### Work task
For the word "large", state how many lines below contain it. Give no other text.

### Entries provided
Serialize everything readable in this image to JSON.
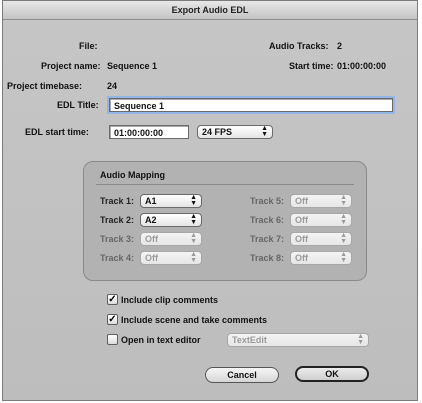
{
  "window": {
    "title": "Export Audio EDL"
  },
  "info": {
    "file_label": "File:",
    "audio_tracks_label": "Audio Tracks:",
    "audio_tracks_value": "2",
    "project_name_label": "Project name:",
    "project_name_value": "Sequence 1",
    "start_time_label": "Start time:",
    "start_time_value": "01:00:00:00",
    "project_timebase_label": "Project timebase:",
    "project_timebase_value": "24"
  },
  "edl": {
    "title_label": "EDL Title:",
    "title_value": "Sequence 1",
    "start_time_label": "EDL start time:",
    "start_time_value": "01:00:00:00",
    "fps_value": "24 FPS"
  },
  "audio_mapping": {
    "title": "Audio Mapping",
    "tracks": [
      {
        "label": "Track 1:",
        "value": "A1",
        "enabled": true
      },
      {
        "label": "Track 2:",
        "value": "A2",
        "enabled": true
      },
      {
        "label": "Track 3:",
        "value": "Off",
        "enabled": false
      },
      {
        "label": "Track 4:",
        "value": "Off",
        "enabled": false
      },
      {
        "label": "Track 5:",
        "value": "Off",
        "enabled": false
      },
      {
        "label": "Track 6:",
        "value": "Off",
        "enabled": false
      },
      {
        "label": "Track 7:",
        "value": "Off",
        "enabled": false
      },
      {
        "label": "Track 8:",
        "value": "Off",
        "enabled": false
      }
    ]
  },
  "options": {
    "include_clip_comments": {
      "label": "Include clip comments",
      "checked": true
    },
    "include_scene_take": {
      "label": "Include scene and take comments",
      "checked": true
    },
    "open_in_text_editor": {
      "label": "Open in text editor",
      "checked": false
    },
    "text_editor_value": "TextEdit"
  },
  "buttons": {
    "cancel": "Cancel",
    "ok": "OK"
  },
  "icons": {
    "checkmark": "checkmark-icon",
    "popup_arrows": "popup-arrows-icon"
  }
}
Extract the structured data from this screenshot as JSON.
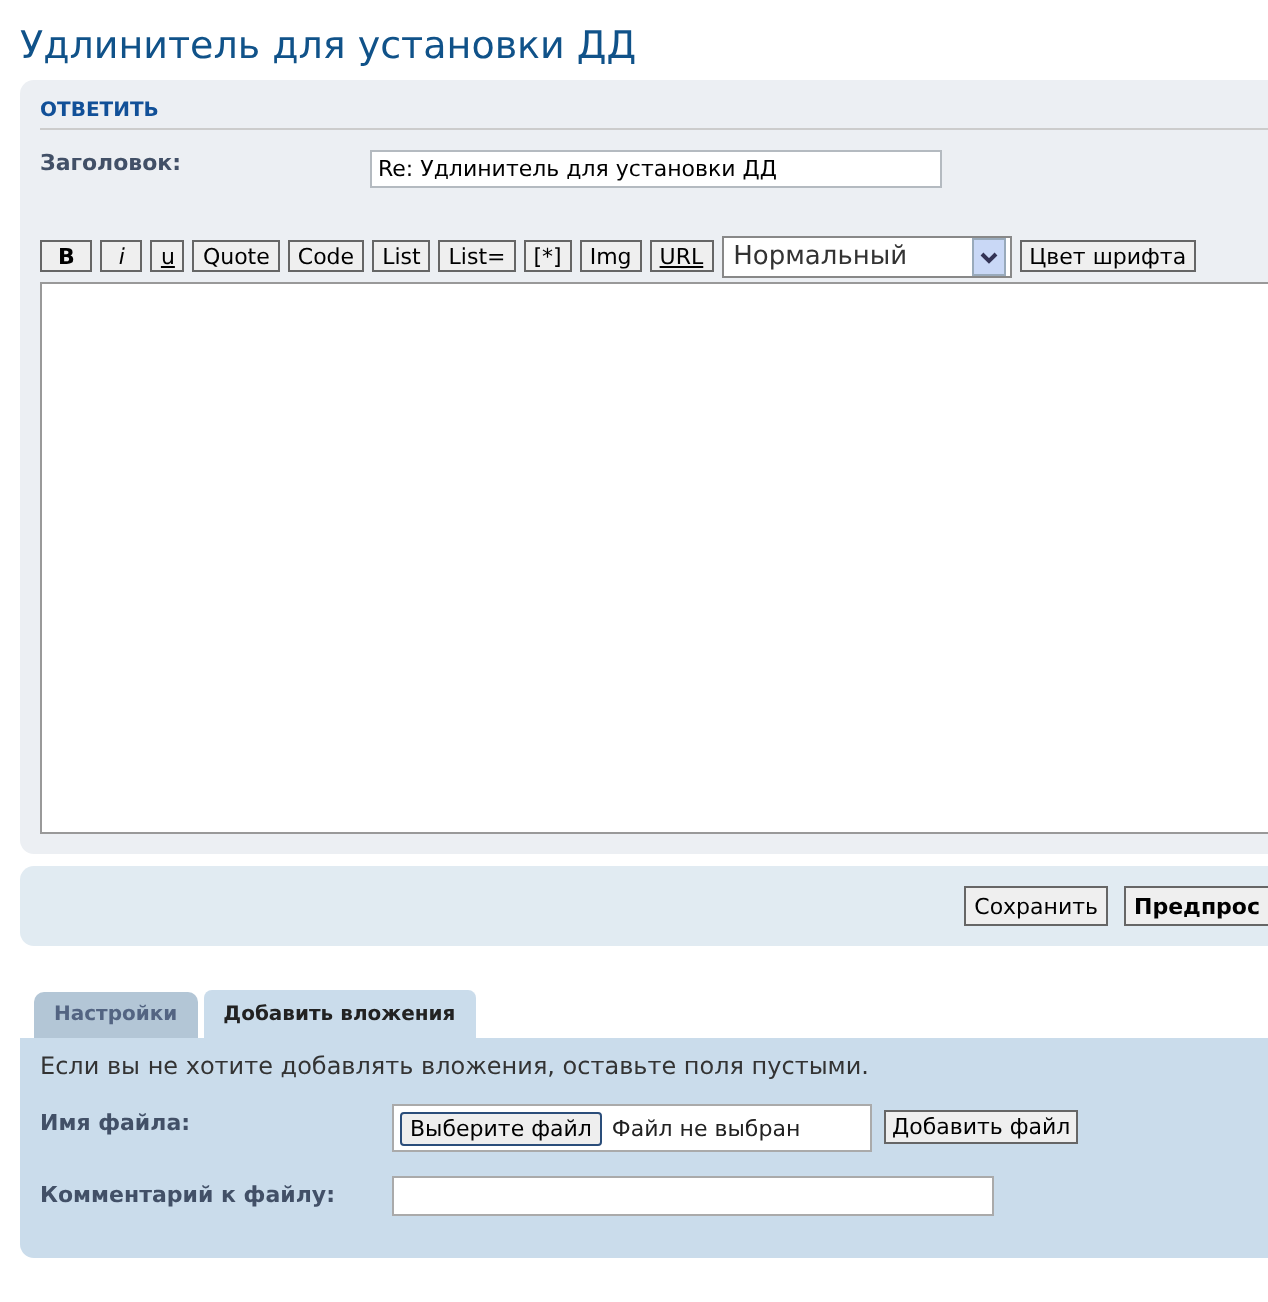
{
  "page_title": "Удлинитель для установки ДД",
  "reply_panel": {
    "heading": "ОТВЕТИТЬ",
    "subject_label": "Заголовок:",
    "subject_value": "Re: Удлинитель для установки ДД",
    "toolbar": [
      {
        "label": "B",
        "kind": "bold"
      },
      {
        "label": "i",
        "kind": "italic"
      },
      {
        "label": "u",
        "kind": "underline"
      },
      {
        "label": "Quote",
        "kind": "plain"
      },
      {
        "label": "Code",
        "kind": "plain"
      },
      {
        "label": "List",
        "kind": "plain"
      },
      {
        "label": "List=",
        "kind": "plain"
      },
      {
        "label": "[*]",
        "kind": "plain"
      },
      {
        "label": "Img",
        "kind": "plain"
      },
      {
        "label": "URL",
        "kind": "underline"
      }
    ],
    "font_size_select": "Нормальный",
    "font_color_button": "Цвет шрифта"
  },
  "action_buttons": [
    {
      "label": "Сохранить",
      "kind": "plain"
    },
    {
      "label": "Предпрос",
      "kind": "bold"
    }
  ],
  "tabs": [
    {
      "label": "Настройки",
      "selected": false
    },
    {
      "label": "Добавить вложения",
      "selected": true
    }
  ],
  "attachments": {
    "hint": "Если вы не хотите добавлять вложения, оставьте поля пустыми.",
    "file_label": "Имя файла:",
    "choose_button": "Выберите файл",
    "no_file_text": "Файл не выбран",
    "add_button": "Добавить файл",
    "comment_label": "Комментарий к файлу:"
  }
}
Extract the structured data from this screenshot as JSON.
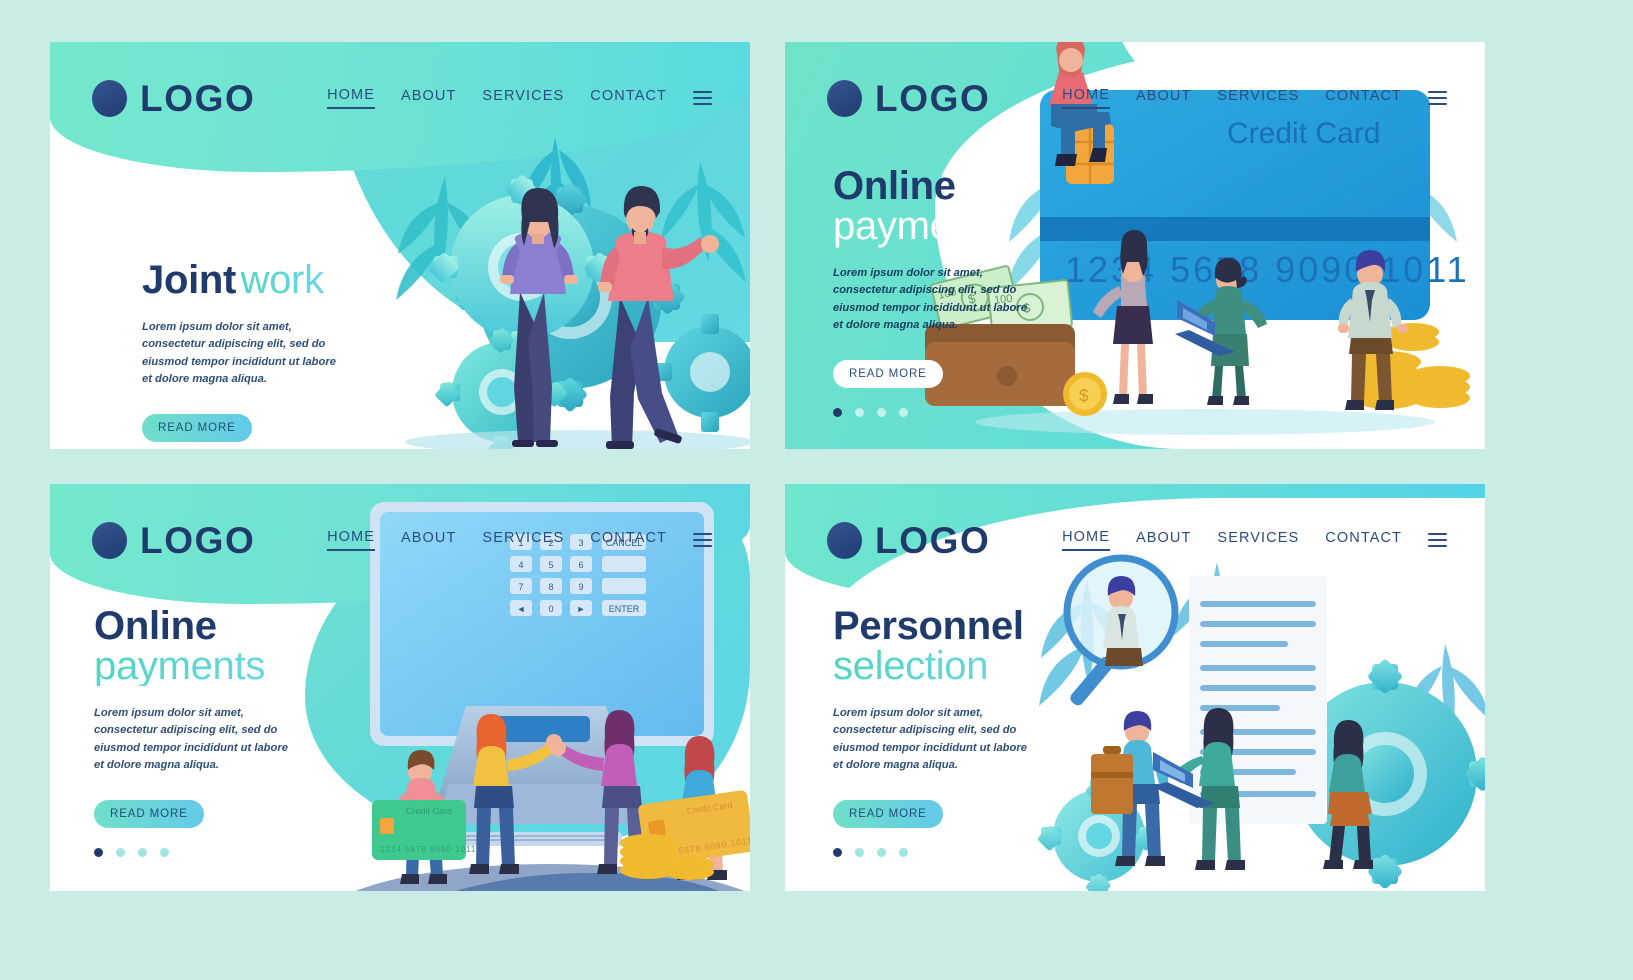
{
  "page": {
    "background_color": "#c9ece7",
    "layout": "2x2 grid of landing-page templates"
  },
  "brand": {
    "logo_text": "LOGO",
    "logo_icon": "circle-logo-mark",
    "navy": "#1f3a6b",
    "teal": "#5fd8d2",
    "accent_blue": "#63c9ea"
  },
  "nav": {
    "items": [
      {
        "label": "HOME",
        "active": true
      },
      {
        "label": "ABOUT",
        "active": false
      },
      {
        "label": "SERVICES",
        "active": false
      },
      {
        "label": "CONTACT",
        "active": false
      }
    ],
    "menu_icon": "hamburger-menu-icon"
  },
  "shared": {
    "lorem": "Lorem ipsum dolor sit amet, consectetur adipiscing elit, sed do eiusmod tempor incididunt ut labore et dolore magna aliqua.",
    "read_more": "READ MORE",
    "dots_count": 4,
    "active_dot": 0
  },
  "panels": [
    {
      "id": "joint-work",
      "title_line1": "Joint",
      "title_line2": "work",
      "title_style": "navy + teal on one line",
      "button_style": "gradient",
      "illustration": "two people standing in front of large teal gears with palm leaves",
      "illustration_items": [
        "gear-large",
        "gear-medium",
        "gear-small",
        "palm-leaf",
        "person-woman",
        "person-man"
      ]
    },
    {
      "id": "online-payments-credit-card",
      "title_line1": "Online",
      "title_line2": "payments",
      "title_style": "navy + white on teal background",
      "button_style": "white",
      "illustration": "giant blue credit card with people, wallet, cash and gold coins",
      "illustration_items": [
        "credit-card",
        "wallet",
        "banknotes",
        "gold-coins",
        "laptop",
        "person-sitting",
        "person-woman",
        "person-man"
      ],
      "card_label": "Credit Card",
      "card_number": "1234  5678  9090  1011",
      "banknote_value": "100"
    },
    {
      "id": "online-payments-atm",
      "title_line1": "Online",
      "title_line2": "payments",
      "title_style": "navy + teal gradient",
      "button_style": "gradient",
      "illustration": "ATM terminal with keypad, people holding credit cards and gold coins",
      "illustration_items": [
        "atm-terminal",
        "keypad",
        "person-man",
        "person-woman",
        "credit-card-green",
        "credit-card-orange",
        "gold-coins"
      ],
      "keypad_keys": [
        "1",
        "2",
        "3",
        "CANCEL",
        "4",
        "5",
        "6",
        "",
        "7",
        "8",
        "9",
        "",
        "◄",
        "0",
        "►",
        "ENTER"
      ],
      "card_label": "Credit Card",
      "card_number": "1234  5678  9090  1011"
    },
    {
      "id": "personnel-selection",
      "title_line1": "Personnel",
      "title_line2": "selection",
      "title_style": "navy + teal gradient",
      "button_style": "gradient",
      "illustration": "people reviewing a large CV document with a magnifying glass and gears",
      "illustration_items": [
        "document-cv",
        "magnifier",
        "gear-large",
        "gear-small",
        "palm-leaf",
        "person-man",
        "person-woman",
        "laptop",
        "briefcase"
      ]
    }
  ]
}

### Task result
4